A modest museum with a glorious lineage. Enthusiast enjoy operating decommissioned anti-aircraft gun turrets and getting into cockpits of former planes.
When I was a kid, I dreamt of having the power of flight. In my head I would soar through the air and glide above waters before heading of to school. Twenty years and quite a few pounds later I’m no Nathan Petrelli. But I did end up living near the airport. I guess that should count for something right? Fine. It’s lame, I know. I’ll shut up now.
The Philippine Aerospace Museum located near the newly opened Air Terminal 3 is shaped like a giant paper airplane. It’s blue glass façade and sharp clean lines invite passers by to take a peek into the short history of flight here in the country. Here you will wind the history of the local Air Force and antiques & paraphernalia used during war time eras. I saw me a couple of swanky looking TLR’s and Motion picture cameras on display at the second floor of this two story building. Enthusiasts and even kids can enjoy operating decommissioned anti-aircraft gun turrets and getting into cockpits of former planes. There’s also a nifty flight simulator that was once used to train pilots that you can try out.

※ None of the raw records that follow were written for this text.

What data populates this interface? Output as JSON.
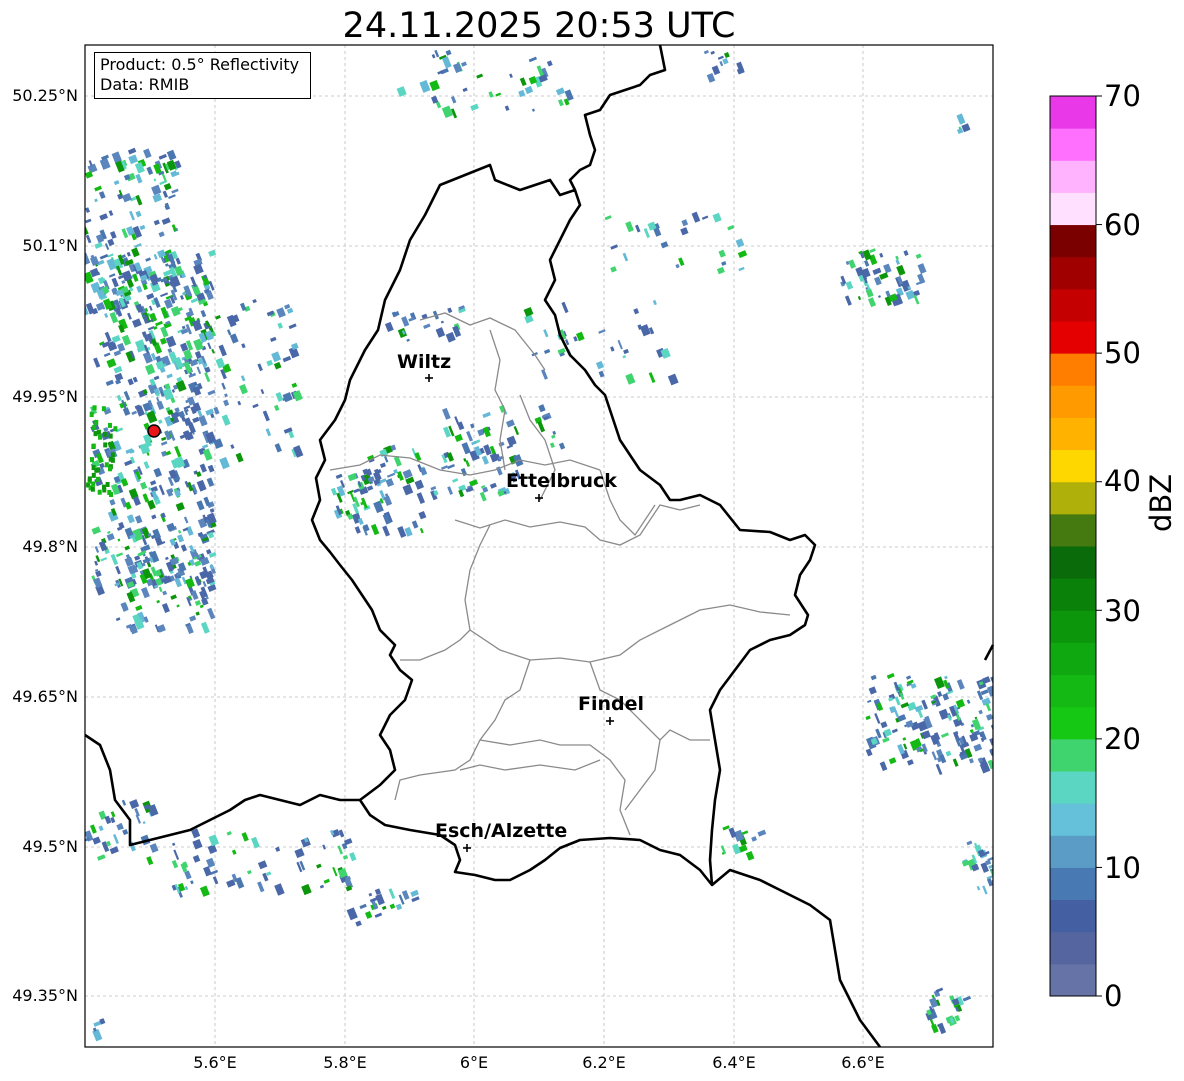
{
  "title": "24.11.2025 20:53 UTC",
  "info": {
    "product": "Product: 0.5° Reflectivity",
    "data": "Data: RMIB"
  },
  "axes": {
    "y_ticks": [
      "50.25°N",
      "50.1°N",
      "49.95°N",
      "49.8°N",
      "49.65°N",
      "49.5°N",
      "49.35°N"
    ],
    "x_ticks": [
      "5.6°E",
      "5.8°E",
      "6°E",
      "6.2°E",
      "6.4°E",
      "6.6°E"
    ]
  },
  "cities": [
    {
      "name": "Wiltz"
    },
    {
      "name": "Ettelbruck"
    },
    {
      "name": "Findel"
    },
    {
      "name": "Esch/Alzette"
    }
  ],
  "radar_site_color": "#e8151b",
  "colorbar": {
    "label": "dBZ",
    "ticks": [
      "0",
      "10",
      "20",
      "30",
      "40",
      "50",
      "60",
      "70"
    ],
    "colors": [
      "#6673a6",
      "#5565a0",
      "#445fa2",
      "#4879b2",
      "#5a9cc5",
      "#64c1d9",
      "#5bd6c2",
      "#3fd46e",
      "#14c814",
      "#14b914",
      "#10a810",
      "#0c960c",
      "#0a820a",
      "#0a6b0a",
      "#447a10",
      "#b0b00a",
      "#ffd700",
      "#ffb300",
      "#ff9a00",
      "#ff7e00",
      "#e40000",
      "#c40000",
      "#a00000",
      "#7a0000",
      "#ffe0ff",
      "#ffb3ff",
      "#ff70ff",
      "#e838e8"
    ]
  }
}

Behind the Museum is a small park where decommissioned aircraft are available to the public. Planes like the P-51 Mustangs, F5’s, T-28 Trojans and a Couple of Sikorsky helicopters dominate the lawn where picnic tables are set up for families and friends who want to watch planes nearby. Tickets cost a little over a dollar, this goes to the maintenance of the building. You can also purchase souvenir items at the museum store or a quick bite you can bring into the picnic area. Relive those days of flight inside your head. Just remember to take extra care when you fall to the ground.